Records provided:
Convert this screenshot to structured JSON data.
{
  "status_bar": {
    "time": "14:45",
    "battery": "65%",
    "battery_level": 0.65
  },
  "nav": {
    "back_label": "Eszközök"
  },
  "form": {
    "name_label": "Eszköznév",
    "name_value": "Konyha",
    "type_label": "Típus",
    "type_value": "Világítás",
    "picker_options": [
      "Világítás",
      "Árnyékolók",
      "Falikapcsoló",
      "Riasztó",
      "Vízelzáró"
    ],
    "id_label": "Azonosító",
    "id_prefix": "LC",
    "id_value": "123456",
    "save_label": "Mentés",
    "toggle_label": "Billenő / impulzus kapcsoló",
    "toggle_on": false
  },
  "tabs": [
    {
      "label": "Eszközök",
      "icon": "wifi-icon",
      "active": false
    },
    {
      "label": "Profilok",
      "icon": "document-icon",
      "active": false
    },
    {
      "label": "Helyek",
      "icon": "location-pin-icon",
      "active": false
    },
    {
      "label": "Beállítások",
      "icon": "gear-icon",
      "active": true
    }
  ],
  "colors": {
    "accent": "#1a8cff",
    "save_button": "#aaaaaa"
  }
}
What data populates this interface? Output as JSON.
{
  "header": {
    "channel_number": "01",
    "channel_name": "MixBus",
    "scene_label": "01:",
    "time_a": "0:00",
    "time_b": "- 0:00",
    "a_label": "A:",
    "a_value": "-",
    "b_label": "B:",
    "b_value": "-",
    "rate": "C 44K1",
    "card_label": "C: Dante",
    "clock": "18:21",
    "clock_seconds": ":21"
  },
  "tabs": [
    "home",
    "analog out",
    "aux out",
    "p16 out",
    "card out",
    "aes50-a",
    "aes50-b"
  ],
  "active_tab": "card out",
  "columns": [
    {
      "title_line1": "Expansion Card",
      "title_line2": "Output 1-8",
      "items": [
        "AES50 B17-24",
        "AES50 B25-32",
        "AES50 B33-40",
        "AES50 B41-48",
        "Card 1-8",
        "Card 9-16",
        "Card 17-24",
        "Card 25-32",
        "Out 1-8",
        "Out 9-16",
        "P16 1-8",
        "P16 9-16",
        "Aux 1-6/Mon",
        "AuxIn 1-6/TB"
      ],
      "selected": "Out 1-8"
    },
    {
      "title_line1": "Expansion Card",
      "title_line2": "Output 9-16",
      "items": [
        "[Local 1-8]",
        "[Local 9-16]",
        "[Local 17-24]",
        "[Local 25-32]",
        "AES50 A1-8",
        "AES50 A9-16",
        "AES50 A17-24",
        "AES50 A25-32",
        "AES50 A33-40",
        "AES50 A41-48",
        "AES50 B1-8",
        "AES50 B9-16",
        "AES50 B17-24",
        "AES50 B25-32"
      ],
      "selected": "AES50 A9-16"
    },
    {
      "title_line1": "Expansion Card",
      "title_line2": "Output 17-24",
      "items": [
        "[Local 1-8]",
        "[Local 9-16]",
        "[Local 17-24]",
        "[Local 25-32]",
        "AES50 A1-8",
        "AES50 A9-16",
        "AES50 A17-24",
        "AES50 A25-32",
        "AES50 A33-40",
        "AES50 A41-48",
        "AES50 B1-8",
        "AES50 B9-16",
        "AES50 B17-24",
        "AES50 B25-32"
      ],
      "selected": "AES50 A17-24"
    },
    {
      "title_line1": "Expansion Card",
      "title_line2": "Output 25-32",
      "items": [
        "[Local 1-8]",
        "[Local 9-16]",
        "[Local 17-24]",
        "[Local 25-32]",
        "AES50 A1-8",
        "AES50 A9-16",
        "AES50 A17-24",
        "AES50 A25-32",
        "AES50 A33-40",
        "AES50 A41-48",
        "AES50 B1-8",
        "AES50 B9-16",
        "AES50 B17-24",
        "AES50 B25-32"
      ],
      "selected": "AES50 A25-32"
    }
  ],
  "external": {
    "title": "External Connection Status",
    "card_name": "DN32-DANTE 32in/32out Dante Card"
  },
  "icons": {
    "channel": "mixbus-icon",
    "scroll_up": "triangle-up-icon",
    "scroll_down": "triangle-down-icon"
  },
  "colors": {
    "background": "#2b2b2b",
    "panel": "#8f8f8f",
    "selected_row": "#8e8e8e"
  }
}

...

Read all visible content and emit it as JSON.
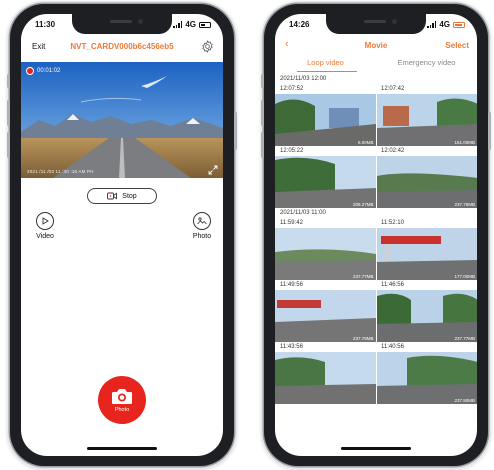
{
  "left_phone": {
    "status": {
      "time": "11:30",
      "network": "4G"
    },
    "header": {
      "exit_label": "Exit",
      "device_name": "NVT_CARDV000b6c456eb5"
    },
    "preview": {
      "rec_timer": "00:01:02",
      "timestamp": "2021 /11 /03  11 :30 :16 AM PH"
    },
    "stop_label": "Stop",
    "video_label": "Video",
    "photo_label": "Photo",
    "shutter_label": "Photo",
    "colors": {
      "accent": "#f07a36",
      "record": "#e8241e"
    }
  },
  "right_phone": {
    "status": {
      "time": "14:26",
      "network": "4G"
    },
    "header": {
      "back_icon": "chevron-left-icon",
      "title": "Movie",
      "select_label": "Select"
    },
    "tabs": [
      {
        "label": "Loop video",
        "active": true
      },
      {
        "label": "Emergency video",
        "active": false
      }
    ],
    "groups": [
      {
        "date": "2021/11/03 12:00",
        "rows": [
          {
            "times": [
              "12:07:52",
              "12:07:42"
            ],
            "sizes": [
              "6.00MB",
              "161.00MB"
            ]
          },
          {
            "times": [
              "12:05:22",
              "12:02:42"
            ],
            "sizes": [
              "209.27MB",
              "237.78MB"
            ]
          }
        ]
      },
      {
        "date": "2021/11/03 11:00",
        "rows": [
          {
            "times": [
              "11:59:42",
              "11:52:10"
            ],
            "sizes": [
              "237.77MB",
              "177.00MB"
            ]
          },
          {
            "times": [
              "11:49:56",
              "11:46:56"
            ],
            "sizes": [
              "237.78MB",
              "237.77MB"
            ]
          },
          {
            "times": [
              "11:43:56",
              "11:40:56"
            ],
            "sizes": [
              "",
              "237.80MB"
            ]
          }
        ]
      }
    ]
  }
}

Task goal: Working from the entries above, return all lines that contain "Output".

Problem solution:
What data populates this interface? Output as JSON.
      "title_line2": "Output 1-8",
      "title_line2": "Output 9-16",
      "title_line2": "Output 17-24",
      "title_line2": "Output 25-32",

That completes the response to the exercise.